It is my intention to cover all equivalents and modifica- 6 tions of my invention which do not depart from the spirit and scope of the appended claims.

What I claim is:

1. A structural element capable of being interlocked with similar elements in partially overlapping relationship to form a repetitive structural pattern, said element comprising:

a generally four-sided sheet of flexible material, the periphery of said sheet being symmetrical about a center line and being formed to define ears at its two ends and two tabs on each of its two sides; said sheet having four corner fastening means receiving apertures positioned at the junctions of said tabs and ears and defining two equisized rectangles having said center line as a common side; and said ears and tabs being dovetailed to define four corner engaging slits, each of said corner engaging slits extending inward from said periphery to terminate at its inner end at one of said corner fastening apertures.

2. The element of claim 1 which further includes two central fastening means receiving apertures formed on said center line at the common corners of said two equisized rectangles and wherein the periphery of said tabs slopes convexly toward said central fastening apertures to define central engaging nips on each side of said element.

3. The element of claim 1 in which said center line is scored to facilitate folding of said element along said center line and which further includes crimping means receiving apertures positioned within said two equisized rectangles on either side of and proximate said center line.

4. The element of claim 3 which further comprises crimping means inserted through said crimping means receiving apertures to hold said element in a generally V- shaped crimped configuration.

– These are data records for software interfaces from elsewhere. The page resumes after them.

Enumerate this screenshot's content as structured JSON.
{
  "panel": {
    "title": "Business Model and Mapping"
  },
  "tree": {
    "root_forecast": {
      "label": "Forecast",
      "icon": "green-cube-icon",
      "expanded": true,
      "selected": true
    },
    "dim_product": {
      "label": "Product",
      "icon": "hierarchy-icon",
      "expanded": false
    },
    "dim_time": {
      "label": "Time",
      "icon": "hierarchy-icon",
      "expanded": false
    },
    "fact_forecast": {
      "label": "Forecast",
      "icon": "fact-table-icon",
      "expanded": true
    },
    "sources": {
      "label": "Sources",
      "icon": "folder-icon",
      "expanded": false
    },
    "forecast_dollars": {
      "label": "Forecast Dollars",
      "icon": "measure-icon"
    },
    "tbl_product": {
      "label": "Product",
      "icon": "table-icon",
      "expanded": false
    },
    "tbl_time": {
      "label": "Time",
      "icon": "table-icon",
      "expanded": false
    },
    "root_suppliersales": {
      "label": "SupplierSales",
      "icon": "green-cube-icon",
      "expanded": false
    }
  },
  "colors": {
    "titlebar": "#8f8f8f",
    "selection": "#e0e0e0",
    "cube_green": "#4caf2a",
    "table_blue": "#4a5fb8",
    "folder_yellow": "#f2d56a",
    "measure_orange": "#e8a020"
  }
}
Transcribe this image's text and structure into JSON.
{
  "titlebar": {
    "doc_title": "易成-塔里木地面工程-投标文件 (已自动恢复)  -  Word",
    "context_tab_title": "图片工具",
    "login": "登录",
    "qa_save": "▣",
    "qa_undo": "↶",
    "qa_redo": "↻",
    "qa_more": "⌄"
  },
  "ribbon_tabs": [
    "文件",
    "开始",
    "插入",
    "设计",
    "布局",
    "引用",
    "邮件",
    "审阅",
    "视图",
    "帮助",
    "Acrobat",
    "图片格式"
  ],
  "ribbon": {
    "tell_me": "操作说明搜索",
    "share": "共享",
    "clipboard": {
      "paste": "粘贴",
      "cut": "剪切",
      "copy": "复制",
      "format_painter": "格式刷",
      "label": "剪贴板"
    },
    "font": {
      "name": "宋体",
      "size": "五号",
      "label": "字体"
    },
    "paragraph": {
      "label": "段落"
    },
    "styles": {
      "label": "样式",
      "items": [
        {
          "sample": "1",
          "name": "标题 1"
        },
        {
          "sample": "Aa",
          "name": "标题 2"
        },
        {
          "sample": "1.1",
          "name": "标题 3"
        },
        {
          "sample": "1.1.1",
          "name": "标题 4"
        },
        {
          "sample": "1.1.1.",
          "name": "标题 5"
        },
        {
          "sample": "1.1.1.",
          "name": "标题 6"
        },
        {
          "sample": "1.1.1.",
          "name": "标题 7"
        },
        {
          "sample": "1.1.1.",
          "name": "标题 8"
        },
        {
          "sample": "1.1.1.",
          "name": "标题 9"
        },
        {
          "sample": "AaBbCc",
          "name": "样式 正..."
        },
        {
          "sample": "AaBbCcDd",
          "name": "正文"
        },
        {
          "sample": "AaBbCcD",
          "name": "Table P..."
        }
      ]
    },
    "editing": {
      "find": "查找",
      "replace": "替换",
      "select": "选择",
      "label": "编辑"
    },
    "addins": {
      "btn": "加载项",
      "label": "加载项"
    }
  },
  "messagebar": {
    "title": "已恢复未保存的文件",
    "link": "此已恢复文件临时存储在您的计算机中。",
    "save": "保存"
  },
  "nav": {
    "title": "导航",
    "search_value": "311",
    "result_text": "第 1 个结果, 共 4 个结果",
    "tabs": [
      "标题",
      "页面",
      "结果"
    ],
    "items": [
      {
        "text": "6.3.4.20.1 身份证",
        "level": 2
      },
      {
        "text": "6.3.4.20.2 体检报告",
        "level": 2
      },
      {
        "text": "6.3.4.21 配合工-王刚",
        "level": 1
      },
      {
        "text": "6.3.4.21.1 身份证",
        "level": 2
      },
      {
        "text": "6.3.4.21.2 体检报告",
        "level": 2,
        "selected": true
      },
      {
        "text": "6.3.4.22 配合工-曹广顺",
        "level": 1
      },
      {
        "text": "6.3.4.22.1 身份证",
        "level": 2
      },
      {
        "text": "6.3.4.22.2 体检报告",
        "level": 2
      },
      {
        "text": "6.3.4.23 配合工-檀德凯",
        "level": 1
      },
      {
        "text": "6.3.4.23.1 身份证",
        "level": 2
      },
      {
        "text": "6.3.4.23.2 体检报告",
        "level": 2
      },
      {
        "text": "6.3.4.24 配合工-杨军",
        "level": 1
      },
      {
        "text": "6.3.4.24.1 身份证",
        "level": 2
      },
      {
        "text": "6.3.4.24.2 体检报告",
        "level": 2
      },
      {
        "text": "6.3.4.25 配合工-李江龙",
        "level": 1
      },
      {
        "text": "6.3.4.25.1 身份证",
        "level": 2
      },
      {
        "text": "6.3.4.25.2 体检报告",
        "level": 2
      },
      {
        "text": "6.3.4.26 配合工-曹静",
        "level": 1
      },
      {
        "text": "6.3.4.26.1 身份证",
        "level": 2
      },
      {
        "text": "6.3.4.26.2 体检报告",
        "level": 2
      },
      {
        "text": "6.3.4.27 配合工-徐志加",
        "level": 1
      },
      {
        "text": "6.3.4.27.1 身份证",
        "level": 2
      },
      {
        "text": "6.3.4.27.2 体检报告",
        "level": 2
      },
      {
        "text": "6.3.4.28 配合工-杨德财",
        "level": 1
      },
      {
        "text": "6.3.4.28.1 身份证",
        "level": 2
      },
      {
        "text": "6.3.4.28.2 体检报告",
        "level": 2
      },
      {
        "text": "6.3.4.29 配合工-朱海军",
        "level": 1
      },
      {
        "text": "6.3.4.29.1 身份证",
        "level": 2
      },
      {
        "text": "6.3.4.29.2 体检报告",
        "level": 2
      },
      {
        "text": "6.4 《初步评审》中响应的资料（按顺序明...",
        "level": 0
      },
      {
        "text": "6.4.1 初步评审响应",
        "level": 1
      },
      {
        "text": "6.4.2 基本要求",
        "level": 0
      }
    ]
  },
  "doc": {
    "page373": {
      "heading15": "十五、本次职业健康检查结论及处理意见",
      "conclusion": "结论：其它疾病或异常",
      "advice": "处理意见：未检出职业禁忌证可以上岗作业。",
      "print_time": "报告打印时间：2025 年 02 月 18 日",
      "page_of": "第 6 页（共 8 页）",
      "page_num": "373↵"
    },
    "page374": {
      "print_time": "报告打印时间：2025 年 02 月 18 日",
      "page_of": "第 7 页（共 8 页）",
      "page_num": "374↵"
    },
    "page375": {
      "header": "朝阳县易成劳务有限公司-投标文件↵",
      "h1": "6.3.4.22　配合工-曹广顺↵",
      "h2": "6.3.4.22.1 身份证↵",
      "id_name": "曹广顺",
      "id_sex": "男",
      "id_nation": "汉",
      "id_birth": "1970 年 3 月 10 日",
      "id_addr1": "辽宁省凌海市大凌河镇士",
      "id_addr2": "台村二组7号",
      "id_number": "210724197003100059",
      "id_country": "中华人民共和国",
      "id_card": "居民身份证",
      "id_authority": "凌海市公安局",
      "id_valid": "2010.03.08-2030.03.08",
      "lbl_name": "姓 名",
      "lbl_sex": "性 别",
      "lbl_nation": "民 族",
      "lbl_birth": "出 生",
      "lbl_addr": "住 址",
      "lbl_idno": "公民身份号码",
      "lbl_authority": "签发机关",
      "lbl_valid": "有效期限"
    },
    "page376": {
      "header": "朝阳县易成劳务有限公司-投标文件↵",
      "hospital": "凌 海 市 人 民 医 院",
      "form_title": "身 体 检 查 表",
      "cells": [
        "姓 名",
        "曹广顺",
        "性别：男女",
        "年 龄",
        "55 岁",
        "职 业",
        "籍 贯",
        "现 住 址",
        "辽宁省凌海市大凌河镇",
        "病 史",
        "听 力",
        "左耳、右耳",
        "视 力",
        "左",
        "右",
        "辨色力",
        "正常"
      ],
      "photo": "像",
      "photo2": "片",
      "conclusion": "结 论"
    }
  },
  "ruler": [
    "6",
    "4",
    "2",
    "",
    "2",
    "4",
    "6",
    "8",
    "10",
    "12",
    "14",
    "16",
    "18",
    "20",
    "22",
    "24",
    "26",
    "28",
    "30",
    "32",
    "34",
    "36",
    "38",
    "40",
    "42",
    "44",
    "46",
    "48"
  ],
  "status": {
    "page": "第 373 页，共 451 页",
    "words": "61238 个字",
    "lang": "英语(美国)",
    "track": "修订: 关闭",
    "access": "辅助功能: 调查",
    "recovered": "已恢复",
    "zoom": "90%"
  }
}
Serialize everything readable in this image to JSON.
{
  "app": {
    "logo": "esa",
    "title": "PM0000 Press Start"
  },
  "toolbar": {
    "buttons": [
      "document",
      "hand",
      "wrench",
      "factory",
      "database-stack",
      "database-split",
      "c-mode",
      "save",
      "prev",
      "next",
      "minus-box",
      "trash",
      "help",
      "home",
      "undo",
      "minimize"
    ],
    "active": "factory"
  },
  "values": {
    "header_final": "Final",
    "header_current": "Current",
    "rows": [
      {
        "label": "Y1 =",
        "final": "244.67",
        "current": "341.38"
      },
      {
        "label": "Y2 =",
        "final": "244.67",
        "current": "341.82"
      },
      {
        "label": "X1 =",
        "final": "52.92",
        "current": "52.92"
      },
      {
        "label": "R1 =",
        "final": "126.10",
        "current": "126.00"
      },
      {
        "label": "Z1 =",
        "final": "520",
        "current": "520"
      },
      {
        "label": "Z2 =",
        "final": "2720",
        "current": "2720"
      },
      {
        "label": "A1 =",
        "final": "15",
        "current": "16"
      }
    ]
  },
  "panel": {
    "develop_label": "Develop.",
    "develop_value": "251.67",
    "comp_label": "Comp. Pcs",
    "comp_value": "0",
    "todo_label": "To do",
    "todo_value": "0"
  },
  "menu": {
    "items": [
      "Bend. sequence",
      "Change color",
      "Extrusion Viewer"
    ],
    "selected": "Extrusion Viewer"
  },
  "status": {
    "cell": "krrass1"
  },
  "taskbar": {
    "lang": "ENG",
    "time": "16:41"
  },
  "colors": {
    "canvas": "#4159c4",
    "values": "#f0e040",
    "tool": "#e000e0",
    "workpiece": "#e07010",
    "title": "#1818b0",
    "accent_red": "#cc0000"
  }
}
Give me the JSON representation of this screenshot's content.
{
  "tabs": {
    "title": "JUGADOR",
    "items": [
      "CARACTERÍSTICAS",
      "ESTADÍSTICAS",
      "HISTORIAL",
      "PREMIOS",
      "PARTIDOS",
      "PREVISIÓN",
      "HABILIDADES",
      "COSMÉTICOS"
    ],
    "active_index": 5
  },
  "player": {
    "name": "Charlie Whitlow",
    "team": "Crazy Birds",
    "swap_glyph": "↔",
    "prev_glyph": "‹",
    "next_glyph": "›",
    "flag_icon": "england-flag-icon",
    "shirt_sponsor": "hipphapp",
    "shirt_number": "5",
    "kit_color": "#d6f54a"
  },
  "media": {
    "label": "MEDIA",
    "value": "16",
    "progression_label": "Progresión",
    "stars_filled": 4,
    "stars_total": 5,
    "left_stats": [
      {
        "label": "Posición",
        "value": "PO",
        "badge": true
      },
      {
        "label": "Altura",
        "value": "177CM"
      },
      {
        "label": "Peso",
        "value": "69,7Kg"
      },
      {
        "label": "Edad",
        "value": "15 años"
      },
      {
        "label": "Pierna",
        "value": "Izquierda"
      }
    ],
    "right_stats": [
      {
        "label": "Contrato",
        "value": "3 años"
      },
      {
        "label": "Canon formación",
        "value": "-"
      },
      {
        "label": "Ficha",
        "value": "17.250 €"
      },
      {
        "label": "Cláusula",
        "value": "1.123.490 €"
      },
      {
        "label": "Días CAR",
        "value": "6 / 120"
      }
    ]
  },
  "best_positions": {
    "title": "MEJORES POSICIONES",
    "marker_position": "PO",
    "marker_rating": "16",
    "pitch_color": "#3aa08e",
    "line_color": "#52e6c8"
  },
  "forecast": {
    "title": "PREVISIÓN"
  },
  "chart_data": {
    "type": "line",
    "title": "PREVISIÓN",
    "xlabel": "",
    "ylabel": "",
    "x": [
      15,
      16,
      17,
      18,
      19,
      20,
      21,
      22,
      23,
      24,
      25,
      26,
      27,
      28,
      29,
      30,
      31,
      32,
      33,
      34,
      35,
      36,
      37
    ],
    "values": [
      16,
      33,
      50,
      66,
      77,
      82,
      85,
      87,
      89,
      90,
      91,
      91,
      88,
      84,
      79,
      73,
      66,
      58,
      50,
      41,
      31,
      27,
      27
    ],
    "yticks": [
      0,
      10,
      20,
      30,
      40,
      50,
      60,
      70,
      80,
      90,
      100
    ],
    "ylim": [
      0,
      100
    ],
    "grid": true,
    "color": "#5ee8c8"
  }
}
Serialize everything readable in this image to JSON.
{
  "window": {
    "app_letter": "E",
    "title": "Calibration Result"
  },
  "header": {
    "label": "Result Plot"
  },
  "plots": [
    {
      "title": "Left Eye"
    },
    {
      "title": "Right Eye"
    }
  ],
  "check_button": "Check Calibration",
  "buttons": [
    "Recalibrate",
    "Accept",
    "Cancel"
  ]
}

5. The element of claim 4 wherein said crimping means comprises at least one grommet formed of flexible material of the type having a base, a reduced diameter shank depending from said base and an enlarged barb formed on the outer end of said shank; said grommet being formed with a tapered axial bore extending through said base, shank and barb with the larger end of said tapered bore being within said barb; and said shank and barb being formed with a plurality of V-shaped axial grooves extending from the outer end of said barb and tapering toward said base to define a plurality of flexible prongs.

References Cited UNITED STATES PATENTS 3,562,077 2/1971 Raba 161-37 XR 1,516,393 11/1924 Macomber 240l08 2,841,696 7/1958 Herrey 240108 2,814,159 11/1957 Green 240-108 X FOREIGN PATENTS 669,918 4/1952 Great Britain 240-408 1,111,742 11/1955 France 24-738 P PH I LIP DIER, Primary Examiner US. Cl. X.R.

Referenced by
Citing PatentFiling datePublication dateApplicantTitle
US3757430 *Apr 18, 1972Sep 11, 1973Bride R MacFlexible module
US3808648 *Dec 1, 1971May 7, 1974Velcro FranceSeparable fastening sheet
US4309851 *Aug 6, 1979Jan 12, 1982Flagg Rodger HStructure of inflatable tubes with closed loop connectors
US4442150 *Dec 1, 1981Apr 10, 1984Greiner Wolfgang H AFlexible two-dimensional material
US4562521 *Aug 6, 1984Dec 31, 1985Isamu NoguchiLantern type electric lamp
US4635411 *Aug 9, 1983Jan 13, 1987Aaron KurzenConstruction panel system
US5088162 *Jul 16, 1990Feb 18, 1992Allan Robert MConnector apparatus
US5171014 *May 28, 1991Dec 15, 1992Hsieh Jung YaoMagic folding game
US5179767 *Nov 12, 1991Jan 19, 1993Allan Robert MConnector apparatus
US5345659 *Jan 15, 1993Sep 13, 1994Allan Robert MConnector apparatus with nesting ridges
US5555608 *Apr 19, 1994Sep 17, 1996Allan; Robert M.Connector apparatus with nesting ridges
US5640744 *Sep 14, 1995Jun 24, 1997Allan; Robert M.Nested ridge strap connector apparatus
U.S. Classification428/52, 428/34.2, 428/139, 446/108, 362/351, 428/36.92
International ClassificationF21V1/14, F21V1/00
Cooperative ClassificationF21V1/14
European ClassificationF21V1/14